Problem details:
Those lines of the data that hold the word "JSON" are to be copied out.

Data about app and page elements:
....

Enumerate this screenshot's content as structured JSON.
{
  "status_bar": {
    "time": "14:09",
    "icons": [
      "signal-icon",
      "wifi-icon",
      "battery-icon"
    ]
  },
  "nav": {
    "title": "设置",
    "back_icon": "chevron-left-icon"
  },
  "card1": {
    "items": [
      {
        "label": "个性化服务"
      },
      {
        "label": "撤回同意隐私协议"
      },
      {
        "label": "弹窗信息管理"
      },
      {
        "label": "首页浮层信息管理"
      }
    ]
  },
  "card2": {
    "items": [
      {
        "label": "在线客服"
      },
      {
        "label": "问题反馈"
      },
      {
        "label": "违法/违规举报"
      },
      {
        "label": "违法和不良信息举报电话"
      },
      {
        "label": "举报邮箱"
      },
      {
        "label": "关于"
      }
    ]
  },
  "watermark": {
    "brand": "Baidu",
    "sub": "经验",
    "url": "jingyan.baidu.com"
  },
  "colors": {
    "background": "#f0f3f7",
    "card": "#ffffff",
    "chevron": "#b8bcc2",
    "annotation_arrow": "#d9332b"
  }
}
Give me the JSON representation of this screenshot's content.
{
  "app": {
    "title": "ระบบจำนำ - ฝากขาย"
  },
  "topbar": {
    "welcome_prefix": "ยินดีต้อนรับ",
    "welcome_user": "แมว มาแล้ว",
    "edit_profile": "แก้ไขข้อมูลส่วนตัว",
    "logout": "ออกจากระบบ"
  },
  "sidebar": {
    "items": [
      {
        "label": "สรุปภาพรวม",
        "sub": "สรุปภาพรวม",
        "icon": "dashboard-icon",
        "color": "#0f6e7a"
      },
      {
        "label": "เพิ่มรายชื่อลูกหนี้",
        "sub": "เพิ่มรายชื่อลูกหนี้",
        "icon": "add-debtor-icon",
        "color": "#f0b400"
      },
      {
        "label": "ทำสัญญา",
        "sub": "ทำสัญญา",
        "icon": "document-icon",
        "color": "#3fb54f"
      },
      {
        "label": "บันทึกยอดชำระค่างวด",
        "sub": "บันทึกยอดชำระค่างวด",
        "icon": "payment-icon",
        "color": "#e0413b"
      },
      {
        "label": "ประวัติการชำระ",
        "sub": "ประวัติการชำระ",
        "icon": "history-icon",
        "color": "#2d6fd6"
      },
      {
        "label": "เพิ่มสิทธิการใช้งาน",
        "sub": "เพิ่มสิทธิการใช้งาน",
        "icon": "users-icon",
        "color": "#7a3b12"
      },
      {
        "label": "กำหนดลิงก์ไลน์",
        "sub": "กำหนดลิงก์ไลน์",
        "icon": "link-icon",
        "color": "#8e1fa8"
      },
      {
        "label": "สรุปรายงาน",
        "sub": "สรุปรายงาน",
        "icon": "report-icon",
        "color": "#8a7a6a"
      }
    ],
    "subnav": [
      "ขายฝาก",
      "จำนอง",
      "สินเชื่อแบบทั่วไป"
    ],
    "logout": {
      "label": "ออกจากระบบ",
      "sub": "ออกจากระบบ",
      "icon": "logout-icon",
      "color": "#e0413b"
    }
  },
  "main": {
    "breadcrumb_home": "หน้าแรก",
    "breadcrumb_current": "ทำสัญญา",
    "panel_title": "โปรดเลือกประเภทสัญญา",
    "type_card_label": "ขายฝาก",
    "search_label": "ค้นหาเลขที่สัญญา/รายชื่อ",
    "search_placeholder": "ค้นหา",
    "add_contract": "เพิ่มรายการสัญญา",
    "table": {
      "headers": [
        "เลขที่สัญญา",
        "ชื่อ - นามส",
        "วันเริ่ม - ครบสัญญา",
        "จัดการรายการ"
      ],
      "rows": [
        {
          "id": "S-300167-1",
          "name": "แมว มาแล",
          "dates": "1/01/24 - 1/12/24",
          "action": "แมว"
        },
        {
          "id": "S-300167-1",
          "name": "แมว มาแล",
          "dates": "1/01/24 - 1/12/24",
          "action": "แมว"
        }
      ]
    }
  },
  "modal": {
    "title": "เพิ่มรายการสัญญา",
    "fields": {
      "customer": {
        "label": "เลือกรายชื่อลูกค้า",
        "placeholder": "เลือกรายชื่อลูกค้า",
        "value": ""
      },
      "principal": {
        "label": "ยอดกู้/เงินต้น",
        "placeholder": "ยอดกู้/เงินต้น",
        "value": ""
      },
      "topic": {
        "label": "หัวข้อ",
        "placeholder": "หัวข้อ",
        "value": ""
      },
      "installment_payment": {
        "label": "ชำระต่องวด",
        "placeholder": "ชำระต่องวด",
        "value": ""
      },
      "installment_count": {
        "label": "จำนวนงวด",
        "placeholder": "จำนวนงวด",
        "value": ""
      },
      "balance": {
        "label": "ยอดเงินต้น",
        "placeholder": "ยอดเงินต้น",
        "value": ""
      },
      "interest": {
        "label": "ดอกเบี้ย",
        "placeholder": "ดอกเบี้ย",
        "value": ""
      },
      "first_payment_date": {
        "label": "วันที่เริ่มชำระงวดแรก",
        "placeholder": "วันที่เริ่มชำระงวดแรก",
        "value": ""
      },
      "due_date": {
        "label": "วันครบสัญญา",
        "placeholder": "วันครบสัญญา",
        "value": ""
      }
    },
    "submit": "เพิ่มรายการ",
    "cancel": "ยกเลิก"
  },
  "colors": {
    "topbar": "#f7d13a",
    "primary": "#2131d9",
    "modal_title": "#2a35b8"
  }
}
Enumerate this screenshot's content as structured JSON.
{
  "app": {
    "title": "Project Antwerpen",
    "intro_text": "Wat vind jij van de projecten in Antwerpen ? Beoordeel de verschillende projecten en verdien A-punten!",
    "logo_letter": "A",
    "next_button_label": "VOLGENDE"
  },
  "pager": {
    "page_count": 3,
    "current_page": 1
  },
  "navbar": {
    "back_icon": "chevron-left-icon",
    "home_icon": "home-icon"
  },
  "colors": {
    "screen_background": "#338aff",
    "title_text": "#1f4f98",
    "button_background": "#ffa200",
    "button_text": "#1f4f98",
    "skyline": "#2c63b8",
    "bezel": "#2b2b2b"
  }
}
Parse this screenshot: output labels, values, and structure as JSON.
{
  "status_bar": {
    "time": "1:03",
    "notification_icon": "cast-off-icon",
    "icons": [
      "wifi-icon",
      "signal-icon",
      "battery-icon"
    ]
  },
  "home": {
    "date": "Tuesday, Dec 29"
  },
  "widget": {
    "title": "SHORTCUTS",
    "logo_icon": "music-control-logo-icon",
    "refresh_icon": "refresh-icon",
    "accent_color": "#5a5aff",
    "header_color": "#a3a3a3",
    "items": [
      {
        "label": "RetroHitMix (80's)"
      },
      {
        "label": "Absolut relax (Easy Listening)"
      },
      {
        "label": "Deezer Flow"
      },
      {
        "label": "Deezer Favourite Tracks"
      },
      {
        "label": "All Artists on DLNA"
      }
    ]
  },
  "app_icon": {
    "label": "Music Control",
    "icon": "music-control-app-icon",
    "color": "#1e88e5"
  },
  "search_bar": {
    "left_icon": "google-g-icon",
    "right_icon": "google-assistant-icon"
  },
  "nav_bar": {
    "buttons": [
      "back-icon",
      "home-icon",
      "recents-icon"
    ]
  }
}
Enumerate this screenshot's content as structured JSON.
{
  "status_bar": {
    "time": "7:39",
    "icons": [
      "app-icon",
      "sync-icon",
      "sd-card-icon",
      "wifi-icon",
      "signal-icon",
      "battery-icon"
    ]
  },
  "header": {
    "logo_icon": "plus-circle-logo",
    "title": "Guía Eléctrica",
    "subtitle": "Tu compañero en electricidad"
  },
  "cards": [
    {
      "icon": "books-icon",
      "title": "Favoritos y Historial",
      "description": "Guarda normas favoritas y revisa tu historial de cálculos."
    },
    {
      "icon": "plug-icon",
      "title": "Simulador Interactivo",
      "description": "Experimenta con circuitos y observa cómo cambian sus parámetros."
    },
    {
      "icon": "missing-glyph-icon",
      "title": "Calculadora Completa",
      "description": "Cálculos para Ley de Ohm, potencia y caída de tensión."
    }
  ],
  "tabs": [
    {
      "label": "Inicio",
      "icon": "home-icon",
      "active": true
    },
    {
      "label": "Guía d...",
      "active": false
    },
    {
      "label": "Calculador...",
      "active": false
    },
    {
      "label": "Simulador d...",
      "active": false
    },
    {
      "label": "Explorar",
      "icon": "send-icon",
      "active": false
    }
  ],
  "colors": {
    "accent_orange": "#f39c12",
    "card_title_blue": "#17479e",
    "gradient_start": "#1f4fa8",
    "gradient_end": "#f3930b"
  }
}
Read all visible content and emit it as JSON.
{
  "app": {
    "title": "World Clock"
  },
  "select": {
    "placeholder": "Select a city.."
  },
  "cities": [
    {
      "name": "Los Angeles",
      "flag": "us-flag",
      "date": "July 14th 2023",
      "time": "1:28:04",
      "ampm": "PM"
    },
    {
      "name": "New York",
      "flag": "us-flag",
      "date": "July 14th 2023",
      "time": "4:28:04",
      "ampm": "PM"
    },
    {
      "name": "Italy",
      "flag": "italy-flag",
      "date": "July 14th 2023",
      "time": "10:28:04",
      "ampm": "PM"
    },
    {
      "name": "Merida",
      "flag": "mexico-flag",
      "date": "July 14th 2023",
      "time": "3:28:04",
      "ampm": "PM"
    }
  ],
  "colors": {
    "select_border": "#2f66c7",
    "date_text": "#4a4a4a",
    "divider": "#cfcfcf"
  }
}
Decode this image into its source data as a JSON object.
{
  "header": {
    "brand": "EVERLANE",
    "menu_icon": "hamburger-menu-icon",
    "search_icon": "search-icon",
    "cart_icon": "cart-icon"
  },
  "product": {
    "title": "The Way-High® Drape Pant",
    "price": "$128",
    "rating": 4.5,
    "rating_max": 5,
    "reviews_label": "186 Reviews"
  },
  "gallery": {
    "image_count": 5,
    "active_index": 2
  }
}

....

Answer space:
Enumerate this screenshot's content as structured JSON.
Give me the JSON representation of this screenshot's content.
Enumerate this screenshot's content as structured JSON.
Parse this screenshot: output labels, values, and structure as JSON.
Enumerate this screenshot's content as structured JSON.
Read all visible content and emit it as JSON.
Decode this image into its source data as a JSON object.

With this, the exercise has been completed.